The current resistance to vaccination is based in a mistrust of what is being passed off as comprehensive, accurate, unbiased science; a complete dismissal of the story of thousands upon thousands of parents around the globe who followed your advice to their children's detriment are telling you; the idea you believe a neurotoxin that if dropped on the floor of the doctor’s office requires a Hazmat team to clean it up, but is and has always been safe and responsible to inject into a baby; and a policy that puts the importance of the greater good and profits over their individual child…to name a few things. Trust me, there’s more.
Likewise, the resistance to Common Core comes from the same resistance that educators and parents have always had: like vaccination, they don’t want kids to be experiments; they don’t trust the business model as a way to run education; they are wary of the corporate and political influence involved in the process; they are sick of standardized tests being used to value a school, a teacher, and a child; and for the love of God, they are tired of having initiatives thrust on top of them without them even being sort of ready to be implemented…to name a few things. Trust me, there’s more.
The bottom line is white suburban well-educated moms are not the gullible, vulnerable, selfish, misguided, weak little women who just won’t go with the program because we believe our kids are gifted geniuses, as you would have society believe.
We are, rather, your worst nightmare.
We don’t take crap from anyone.
If we think you are wrong, we’ll tell you.
If we think you haven’t done your homework, we’ll find the research for you.
If you won't help our sick children, we'll heal them ourselves.
And if you mess with our kids, well, you better just watch out. Hell hath no fury like a mother of this generation scorned.
Just because you don’t know what to do with us doesn’t make us wrong, or weak, or silly, or misguided. It does, however, make us pretty powerful.
And for what it’s worth, you better brace yourselves. If challenging medical and educational authority scares you today, just wait until our daughters grow up.
Julie Obradovic is a Contributing Editor to Age of Autism.

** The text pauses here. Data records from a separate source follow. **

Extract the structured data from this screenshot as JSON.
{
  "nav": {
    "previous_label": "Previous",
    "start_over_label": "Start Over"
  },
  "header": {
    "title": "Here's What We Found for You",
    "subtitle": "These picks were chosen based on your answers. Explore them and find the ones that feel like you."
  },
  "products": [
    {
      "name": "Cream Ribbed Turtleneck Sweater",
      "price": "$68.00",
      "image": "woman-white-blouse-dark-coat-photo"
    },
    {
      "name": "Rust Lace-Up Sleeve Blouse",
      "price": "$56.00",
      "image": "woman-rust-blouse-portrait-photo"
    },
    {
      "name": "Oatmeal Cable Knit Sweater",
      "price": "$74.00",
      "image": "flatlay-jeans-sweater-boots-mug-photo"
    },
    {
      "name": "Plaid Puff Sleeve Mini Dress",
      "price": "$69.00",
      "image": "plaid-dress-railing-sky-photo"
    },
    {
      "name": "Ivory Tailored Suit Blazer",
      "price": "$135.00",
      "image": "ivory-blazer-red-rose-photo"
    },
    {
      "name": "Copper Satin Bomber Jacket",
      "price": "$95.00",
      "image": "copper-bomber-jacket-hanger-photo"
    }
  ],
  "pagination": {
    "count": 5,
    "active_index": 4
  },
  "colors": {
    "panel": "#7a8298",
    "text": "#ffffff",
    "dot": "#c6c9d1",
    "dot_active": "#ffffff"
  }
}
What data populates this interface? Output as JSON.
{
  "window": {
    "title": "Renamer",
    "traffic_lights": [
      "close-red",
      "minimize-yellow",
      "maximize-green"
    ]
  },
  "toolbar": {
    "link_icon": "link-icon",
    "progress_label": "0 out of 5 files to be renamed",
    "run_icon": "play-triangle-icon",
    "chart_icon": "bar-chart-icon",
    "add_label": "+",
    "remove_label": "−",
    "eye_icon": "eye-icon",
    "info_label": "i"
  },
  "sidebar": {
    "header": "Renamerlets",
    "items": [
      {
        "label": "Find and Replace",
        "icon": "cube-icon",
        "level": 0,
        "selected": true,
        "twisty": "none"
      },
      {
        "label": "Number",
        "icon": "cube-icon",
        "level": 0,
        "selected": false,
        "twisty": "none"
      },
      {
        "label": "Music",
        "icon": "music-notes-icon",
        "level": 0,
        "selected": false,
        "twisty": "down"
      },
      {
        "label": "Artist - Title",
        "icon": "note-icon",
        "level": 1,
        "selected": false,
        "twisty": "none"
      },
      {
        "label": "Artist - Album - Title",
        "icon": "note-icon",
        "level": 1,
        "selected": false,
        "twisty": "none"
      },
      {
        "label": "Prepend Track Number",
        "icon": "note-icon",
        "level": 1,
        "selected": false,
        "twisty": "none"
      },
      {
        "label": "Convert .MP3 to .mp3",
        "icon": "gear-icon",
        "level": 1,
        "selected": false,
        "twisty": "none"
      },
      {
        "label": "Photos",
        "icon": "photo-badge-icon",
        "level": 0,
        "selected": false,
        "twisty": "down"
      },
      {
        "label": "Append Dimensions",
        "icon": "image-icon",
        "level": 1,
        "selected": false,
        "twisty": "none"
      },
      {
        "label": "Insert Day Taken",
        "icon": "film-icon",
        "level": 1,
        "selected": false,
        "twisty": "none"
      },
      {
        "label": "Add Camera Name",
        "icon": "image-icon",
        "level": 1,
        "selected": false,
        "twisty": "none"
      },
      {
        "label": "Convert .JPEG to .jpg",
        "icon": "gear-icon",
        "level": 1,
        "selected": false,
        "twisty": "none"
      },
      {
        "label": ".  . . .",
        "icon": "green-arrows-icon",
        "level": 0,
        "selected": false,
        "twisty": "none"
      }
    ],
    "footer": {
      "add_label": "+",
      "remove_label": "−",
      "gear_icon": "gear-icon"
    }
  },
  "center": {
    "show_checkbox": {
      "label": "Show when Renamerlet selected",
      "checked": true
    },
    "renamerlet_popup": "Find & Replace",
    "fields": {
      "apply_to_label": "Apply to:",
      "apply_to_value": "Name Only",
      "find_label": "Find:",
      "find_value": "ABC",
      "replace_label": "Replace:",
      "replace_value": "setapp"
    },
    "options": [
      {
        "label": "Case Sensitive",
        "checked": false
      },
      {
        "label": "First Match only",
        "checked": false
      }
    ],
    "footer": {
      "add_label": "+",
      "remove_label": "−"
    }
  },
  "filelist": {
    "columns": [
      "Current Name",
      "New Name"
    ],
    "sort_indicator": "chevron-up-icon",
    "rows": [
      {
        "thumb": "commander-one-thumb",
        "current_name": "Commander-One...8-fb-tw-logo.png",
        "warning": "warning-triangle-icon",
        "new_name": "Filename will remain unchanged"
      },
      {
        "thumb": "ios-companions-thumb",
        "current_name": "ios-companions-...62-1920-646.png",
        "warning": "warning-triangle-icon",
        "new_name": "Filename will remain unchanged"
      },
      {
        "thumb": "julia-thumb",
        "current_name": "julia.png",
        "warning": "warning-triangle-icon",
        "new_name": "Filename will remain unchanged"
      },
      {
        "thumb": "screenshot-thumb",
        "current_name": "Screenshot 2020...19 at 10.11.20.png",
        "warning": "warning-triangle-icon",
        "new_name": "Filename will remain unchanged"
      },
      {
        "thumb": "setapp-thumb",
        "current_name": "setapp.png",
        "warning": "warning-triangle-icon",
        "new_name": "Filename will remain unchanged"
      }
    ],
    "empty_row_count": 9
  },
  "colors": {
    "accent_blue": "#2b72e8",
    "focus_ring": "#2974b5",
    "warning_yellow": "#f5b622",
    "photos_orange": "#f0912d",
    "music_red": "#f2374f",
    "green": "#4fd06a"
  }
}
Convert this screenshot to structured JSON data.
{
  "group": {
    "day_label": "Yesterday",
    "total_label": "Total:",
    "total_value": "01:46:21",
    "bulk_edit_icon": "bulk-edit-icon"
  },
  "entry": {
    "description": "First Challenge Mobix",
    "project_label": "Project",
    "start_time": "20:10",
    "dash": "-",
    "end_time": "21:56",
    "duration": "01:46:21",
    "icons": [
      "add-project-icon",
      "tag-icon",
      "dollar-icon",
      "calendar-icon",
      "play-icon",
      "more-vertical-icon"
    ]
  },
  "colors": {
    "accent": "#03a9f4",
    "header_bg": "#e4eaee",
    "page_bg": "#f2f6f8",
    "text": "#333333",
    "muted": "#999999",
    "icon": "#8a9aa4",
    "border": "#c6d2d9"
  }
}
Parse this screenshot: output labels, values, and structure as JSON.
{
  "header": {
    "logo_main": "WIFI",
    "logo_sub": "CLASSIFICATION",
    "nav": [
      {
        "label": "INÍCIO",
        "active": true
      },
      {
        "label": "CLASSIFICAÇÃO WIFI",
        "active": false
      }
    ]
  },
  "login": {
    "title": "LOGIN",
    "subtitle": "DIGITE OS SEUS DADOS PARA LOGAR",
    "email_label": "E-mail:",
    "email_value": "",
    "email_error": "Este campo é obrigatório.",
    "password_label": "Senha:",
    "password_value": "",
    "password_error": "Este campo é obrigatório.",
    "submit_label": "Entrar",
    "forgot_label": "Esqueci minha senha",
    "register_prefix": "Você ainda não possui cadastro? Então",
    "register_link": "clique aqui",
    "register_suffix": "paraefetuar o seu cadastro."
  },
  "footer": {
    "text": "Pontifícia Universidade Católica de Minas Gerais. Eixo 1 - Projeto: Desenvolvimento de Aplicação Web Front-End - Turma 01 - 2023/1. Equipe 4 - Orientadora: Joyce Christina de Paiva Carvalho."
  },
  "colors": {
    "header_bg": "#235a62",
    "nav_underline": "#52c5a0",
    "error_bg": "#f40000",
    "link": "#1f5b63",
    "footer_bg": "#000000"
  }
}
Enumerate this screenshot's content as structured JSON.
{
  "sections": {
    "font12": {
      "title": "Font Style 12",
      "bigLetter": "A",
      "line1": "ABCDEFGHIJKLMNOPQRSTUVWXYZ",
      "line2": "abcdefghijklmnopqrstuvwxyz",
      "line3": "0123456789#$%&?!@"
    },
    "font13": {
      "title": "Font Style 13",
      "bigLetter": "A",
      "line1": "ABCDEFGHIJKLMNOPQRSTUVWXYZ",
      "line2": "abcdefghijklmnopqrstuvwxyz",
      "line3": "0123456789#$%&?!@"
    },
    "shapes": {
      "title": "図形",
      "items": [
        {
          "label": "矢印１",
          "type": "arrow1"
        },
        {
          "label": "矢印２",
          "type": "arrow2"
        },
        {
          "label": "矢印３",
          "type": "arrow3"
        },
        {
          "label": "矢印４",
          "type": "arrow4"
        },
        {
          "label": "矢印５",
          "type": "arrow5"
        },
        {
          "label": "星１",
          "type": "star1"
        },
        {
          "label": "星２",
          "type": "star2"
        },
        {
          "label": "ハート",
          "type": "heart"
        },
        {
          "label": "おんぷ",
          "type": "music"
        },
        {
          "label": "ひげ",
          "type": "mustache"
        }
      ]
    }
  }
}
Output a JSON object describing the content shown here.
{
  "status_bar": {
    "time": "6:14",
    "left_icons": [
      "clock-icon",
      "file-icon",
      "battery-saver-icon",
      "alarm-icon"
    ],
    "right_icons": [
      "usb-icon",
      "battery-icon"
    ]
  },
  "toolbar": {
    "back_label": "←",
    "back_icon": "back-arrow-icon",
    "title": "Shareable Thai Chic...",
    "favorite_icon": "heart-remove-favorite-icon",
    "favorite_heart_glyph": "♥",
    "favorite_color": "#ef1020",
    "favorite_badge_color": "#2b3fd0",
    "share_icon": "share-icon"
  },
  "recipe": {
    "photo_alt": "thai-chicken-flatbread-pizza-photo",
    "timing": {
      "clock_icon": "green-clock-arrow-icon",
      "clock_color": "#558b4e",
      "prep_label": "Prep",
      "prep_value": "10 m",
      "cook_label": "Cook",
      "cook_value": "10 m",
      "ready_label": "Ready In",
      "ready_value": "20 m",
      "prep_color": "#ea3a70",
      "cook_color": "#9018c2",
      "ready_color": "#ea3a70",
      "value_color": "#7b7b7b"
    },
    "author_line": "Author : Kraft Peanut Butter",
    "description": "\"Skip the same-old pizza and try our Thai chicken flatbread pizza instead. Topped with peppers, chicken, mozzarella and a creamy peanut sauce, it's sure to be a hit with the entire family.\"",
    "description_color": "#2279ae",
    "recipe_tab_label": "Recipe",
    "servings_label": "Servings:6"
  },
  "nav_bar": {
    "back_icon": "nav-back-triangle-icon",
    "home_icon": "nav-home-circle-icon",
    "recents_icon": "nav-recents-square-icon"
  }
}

(PS) Arne Duncan is said to have issued an apology for using "clumsy" words - and the as of this posting, the Twitterverse is NOT accepting the apology, calling it an insult to white, suburban Moms. The apology was also on morning TV.